A number of recent salary surveys and employment reports have shown that Australians can only expect small pay increases this year, and it’s the high performers who will be getting the main share. And with the introduction of the increased superannuation guarantee rate this July, employers will be under even more financial pressure as they work out how the increase will impact their budgets.
According to the 2013 Hays Salary Guide released this month, the economic outlook among Australian employers has improved on last year, thanks to continued low interest rates and the falling Australian dollar. But despite this, most employers will only be offering pay increases of around 3% or less for 2013-14.
“The market is fairly static,” says Hays director Jane McNeill. “I don’t think there’s going to be an abundance of pay rises in most sectors.”
Of the 1600 employers surveyed, 57% said they would increase salaries by 3% or less while 32% said they would increase salaries by 3 to 6%. Just 2% of employers plan to increase by between 6 and 10%, and only 1% said they would increase salaries by more than 10%.

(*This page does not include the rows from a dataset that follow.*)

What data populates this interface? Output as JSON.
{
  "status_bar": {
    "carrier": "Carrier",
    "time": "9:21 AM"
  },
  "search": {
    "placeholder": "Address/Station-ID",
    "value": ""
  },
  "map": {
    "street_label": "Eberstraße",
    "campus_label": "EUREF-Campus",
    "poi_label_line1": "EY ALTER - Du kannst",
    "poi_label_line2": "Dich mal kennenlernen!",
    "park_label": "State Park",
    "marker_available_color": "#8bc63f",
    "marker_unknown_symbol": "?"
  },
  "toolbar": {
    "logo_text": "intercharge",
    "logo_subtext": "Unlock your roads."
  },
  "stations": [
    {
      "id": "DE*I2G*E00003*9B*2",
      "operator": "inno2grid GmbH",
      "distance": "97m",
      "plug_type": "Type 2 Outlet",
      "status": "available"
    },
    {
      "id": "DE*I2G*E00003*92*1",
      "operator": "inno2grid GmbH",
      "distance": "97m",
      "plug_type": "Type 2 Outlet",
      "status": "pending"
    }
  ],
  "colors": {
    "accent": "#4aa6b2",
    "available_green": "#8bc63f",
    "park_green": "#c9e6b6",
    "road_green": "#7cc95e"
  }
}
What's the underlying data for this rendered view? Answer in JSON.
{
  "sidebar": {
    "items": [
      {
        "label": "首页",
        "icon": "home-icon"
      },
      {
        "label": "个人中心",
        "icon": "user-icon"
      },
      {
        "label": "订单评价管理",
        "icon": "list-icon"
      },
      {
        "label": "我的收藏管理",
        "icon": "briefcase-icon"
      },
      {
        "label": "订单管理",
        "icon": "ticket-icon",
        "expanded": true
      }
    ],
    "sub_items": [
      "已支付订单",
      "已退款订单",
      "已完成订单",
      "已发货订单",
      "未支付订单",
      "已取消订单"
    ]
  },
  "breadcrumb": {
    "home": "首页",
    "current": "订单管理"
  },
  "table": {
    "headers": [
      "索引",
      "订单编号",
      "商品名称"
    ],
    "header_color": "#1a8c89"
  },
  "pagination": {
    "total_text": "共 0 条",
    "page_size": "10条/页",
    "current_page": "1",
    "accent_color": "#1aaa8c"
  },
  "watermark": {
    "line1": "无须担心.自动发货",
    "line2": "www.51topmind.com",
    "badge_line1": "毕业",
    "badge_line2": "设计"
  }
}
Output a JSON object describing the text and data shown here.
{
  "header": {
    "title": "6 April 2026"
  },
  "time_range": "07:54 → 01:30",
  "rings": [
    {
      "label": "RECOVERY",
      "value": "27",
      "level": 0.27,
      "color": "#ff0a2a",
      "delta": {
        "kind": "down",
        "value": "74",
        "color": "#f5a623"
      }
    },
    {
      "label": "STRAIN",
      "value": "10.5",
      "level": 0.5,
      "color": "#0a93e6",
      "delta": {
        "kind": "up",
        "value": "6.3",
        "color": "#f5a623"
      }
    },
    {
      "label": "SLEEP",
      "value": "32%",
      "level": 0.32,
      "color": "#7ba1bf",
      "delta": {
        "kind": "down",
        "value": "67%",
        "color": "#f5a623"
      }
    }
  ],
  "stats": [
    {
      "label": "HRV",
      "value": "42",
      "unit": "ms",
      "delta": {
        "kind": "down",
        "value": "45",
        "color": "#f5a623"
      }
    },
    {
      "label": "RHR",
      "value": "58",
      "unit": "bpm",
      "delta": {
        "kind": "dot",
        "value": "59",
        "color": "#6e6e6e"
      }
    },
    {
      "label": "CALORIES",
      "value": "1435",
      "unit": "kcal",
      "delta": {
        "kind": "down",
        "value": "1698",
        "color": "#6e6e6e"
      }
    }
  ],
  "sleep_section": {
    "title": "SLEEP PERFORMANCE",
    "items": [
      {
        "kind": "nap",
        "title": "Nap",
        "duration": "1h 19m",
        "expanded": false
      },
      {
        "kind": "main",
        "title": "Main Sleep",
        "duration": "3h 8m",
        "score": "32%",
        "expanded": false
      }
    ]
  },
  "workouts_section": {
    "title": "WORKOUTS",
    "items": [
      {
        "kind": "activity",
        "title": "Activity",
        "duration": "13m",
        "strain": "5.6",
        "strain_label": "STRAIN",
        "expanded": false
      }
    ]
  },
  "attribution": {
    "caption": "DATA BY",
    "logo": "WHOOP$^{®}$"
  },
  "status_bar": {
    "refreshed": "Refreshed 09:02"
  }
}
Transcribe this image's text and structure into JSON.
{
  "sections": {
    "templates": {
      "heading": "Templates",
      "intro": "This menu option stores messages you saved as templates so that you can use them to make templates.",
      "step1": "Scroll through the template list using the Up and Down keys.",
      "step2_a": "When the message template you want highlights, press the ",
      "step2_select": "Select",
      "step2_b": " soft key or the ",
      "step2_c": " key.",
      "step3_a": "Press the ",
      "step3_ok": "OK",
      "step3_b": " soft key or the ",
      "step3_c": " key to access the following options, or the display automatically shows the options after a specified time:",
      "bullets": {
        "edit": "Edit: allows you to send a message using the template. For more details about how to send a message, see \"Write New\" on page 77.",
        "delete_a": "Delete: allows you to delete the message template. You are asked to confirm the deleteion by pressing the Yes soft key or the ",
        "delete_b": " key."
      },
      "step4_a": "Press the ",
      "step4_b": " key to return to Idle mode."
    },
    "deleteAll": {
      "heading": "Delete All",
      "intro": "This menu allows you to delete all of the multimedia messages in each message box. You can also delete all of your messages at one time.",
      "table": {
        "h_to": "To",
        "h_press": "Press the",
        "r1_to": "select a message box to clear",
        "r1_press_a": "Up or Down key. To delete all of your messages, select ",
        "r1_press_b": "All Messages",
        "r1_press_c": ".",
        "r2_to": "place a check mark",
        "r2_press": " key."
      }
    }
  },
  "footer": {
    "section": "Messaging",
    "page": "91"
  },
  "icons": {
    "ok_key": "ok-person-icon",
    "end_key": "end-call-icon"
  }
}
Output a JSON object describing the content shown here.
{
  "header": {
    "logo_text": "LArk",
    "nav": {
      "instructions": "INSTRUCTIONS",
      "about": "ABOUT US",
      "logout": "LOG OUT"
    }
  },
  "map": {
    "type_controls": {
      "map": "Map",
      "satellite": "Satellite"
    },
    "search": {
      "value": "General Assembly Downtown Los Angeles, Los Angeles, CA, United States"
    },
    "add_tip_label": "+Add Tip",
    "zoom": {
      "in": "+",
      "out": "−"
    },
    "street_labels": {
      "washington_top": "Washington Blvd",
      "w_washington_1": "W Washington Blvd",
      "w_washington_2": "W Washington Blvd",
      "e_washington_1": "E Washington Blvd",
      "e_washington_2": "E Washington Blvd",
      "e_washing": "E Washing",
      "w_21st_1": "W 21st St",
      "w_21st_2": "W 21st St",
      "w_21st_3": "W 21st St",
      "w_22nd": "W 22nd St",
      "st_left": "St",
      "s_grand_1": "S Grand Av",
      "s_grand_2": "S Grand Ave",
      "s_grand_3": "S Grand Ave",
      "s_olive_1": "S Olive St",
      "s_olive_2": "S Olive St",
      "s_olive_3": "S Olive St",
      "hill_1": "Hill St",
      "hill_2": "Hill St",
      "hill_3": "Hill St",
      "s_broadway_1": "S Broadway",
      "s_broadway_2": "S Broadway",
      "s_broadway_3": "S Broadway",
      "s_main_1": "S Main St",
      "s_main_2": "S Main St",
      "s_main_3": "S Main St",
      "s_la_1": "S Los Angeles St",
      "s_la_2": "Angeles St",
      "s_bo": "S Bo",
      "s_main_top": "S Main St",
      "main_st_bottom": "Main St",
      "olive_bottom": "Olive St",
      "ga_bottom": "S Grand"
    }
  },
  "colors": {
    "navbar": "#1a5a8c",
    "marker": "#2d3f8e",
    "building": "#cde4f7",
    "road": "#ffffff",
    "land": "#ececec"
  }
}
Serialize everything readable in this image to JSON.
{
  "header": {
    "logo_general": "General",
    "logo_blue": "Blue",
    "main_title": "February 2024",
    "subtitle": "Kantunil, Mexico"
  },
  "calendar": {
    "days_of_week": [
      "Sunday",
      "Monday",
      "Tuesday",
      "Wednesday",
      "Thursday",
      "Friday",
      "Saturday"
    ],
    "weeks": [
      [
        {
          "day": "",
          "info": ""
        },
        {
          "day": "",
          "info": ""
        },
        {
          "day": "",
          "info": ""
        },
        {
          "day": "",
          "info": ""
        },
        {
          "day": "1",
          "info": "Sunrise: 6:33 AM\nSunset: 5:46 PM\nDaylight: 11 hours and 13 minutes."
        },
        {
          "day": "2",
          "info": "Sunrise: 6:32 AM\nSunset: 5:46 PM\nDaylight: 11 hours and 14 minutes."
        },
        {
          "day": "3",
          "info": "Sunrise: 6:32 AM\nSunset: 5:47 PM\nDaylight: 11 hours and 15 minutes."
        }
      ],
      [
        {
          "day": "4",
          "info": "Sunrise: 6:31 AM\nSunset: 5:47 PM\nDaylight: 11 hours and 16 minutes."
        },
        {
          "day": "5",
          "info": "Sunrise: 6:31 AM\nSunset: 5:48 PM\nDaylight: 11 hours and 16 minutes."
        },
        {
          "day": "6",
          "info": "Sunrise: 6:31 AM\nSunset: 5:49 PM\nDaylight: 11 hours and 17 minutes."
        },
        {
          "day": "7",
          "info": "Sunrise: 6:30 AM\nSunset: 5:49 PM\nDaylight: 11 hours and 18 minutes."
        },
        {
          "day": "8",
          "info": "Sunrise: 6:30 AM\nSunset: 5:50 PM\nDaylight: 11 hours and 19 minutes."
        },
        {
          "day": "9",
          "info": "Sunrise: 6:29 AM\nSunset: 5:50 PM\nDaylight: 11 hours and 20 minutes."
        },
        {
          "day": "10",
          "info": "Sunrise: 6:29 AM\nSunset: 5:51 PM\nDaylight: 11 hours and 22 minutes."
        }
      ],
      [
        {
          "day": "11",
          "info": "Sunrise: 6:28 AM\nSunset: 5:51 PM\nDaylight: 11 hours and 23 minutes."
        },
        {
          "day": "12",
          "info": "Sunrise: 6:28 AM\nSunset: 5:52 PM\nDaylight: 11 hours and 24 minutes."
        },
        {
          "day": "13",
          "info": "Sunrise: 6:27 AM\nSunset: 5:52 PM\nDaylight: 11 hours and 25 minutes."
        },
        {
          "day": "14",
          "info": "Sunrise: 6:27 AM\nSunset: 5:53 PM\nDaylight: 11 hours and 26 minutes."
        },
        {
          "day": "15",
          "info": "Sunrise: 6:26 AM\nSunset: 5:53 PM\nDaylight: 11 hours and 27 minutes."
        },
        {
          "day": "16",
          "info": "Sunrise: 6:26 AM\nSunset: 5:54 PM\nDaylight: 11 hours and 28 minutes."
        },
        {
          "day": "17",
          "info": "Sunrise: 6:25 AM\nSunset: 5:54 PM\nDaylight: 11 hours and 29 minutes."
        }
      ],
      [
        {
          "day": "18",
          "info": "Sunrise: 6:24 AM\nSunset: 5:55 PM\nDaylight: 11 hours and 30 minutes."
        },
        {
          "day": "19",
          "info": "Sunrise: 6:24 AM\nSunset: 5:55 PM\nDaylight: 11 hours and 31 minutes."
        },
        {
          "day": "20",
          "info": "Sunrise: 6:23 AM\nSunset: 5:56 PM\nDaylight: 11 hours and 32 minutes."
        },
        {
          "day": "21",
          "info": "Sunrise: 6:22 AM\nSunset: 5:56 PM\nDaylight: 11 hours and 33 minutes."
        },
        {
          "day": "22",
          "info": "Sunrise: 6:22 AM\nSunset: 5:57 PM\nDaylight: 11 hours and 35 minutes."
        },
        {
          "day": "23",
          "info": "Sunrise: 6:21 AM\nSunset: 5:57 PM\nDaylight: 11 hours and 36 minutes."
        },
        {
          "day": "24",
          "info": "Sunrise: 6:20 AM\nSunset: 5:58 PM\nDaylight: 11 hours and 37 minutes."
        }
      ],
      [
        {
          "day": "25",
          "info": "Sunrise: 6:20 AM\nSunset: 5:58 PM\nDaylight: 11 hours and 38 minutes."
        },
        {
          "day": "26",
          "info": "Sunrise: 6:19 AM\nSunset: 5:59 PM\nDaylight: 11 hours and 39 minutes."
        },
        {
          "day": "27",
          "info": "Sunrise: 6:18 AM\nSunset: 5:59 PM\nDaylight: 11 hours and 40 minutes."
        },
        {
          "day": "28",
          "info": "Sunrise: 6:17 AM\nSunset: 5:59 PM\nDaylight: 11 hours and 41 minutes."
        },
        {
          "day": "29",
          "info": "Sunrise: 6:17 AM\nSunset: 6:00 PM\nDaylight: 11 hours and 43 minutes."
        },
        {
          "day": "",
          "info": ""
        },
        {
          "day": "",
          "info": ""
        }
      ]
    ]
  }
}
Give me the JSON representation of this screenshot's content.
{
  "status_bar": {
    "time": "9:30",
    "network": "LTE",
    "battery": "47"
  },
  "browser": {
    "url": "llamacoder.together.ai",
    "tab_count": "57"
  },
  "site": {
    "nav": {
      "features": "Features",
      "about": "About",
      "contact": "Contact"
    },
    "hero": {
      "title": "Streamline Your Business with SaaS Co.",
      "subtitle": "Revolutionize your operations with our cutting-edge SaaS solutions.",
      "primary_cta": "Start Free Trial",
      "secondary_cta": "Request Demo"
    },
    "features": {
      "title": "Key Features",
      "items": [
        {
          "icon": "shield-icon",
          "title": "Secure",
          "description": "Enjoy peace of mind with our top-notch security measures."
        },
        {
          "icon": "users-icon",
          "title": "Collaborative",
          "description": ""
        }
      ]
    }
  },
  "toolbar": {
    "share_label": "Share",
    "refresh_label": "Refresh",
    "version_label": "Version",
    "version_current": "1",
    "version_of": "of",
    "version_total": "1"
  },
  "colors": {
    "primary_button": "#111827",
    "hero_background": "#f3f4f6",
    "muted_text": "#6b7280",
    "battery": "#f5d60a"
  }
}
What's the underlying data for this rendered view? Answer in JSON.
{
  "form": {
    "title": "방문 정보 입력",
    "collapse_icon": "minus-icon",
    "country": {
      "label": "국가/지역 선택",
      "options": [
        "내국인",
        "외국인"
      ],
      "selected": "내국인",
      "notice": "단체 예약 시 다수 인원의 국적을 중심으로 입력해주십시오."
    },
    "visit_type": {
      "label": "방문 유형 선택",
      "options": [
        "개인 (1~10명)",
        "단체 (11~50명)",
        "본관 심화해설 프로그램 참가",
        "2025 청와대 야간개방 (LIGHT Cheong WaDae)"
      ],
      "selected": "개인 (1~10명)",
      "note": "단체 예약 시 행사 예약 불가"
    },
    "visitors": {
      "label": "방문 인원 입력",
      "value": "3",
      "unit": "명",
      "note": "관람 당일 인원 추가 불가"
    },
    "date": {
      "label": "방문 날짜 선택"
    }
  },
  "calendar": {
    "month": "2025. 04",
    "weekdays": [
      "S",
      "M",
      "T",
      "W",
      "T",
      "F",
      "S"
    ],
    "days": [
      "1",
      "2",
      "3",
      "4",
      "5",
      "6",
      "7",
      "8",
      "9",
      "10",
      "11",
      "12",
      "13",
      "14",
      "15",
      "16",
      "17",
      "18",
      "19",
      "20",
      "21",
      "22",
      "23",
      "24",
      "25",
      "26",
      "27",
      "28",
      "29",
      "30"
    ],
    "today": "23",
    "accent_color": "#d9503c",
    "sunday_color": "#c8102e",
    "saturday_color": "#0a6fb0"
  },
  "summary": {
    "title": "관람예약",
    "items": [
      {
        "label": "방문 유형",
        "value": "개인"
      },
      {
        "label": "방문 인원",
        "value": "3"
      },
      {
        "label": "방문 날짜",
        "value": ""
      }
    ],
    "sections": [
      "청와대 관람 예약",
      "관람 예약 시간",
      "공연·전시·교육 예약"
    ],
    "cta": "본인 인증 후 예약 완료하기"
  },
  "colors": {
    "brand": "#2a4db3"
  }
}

Similarly, a report by Hudson found 62.5% of employers plan to offer pay increases of between 2 and 3% this year, and that employers are feeling the pressure of having to do more with less. About 70% of the 3529 employers surveyed said their teams have had to take on more responsibility, but only 47% said they were financially rewarded for this.
According to the Hudson report, retaining high performers is the main reason employers will be increasing salaries this year, meaning tenure alone will not be enough to guarantee a pay increase.
But while this may mean employees need to work harder to get the financial rewards they want, the Australian Institute of Management has emphasised the importance of employers rewarding their staff appropriately in the current market – not only through salaries but through non-financial benefits.
“When an organisation’s financial resources are limited, the provision of training or career development programs or various non-financial employee benefits should also be considered to help engage and ultimately improve the performance of an organisation’s human assets,” said AIM’s head of research and HR Matt Drinan, commenting on AIM’s 2013 National Salary Survey.
“Given the significant costs that are associated with funding wages, a top priority for organisations should be to look for more create ways to attract and retain talented employees, such as offering more flexible work arrangements.”
But none of this means you shouldn’t still ask for a pay rise. Check out our three rules for initiating the pay rise discussion.
This article first appeared on Women’s Agenda.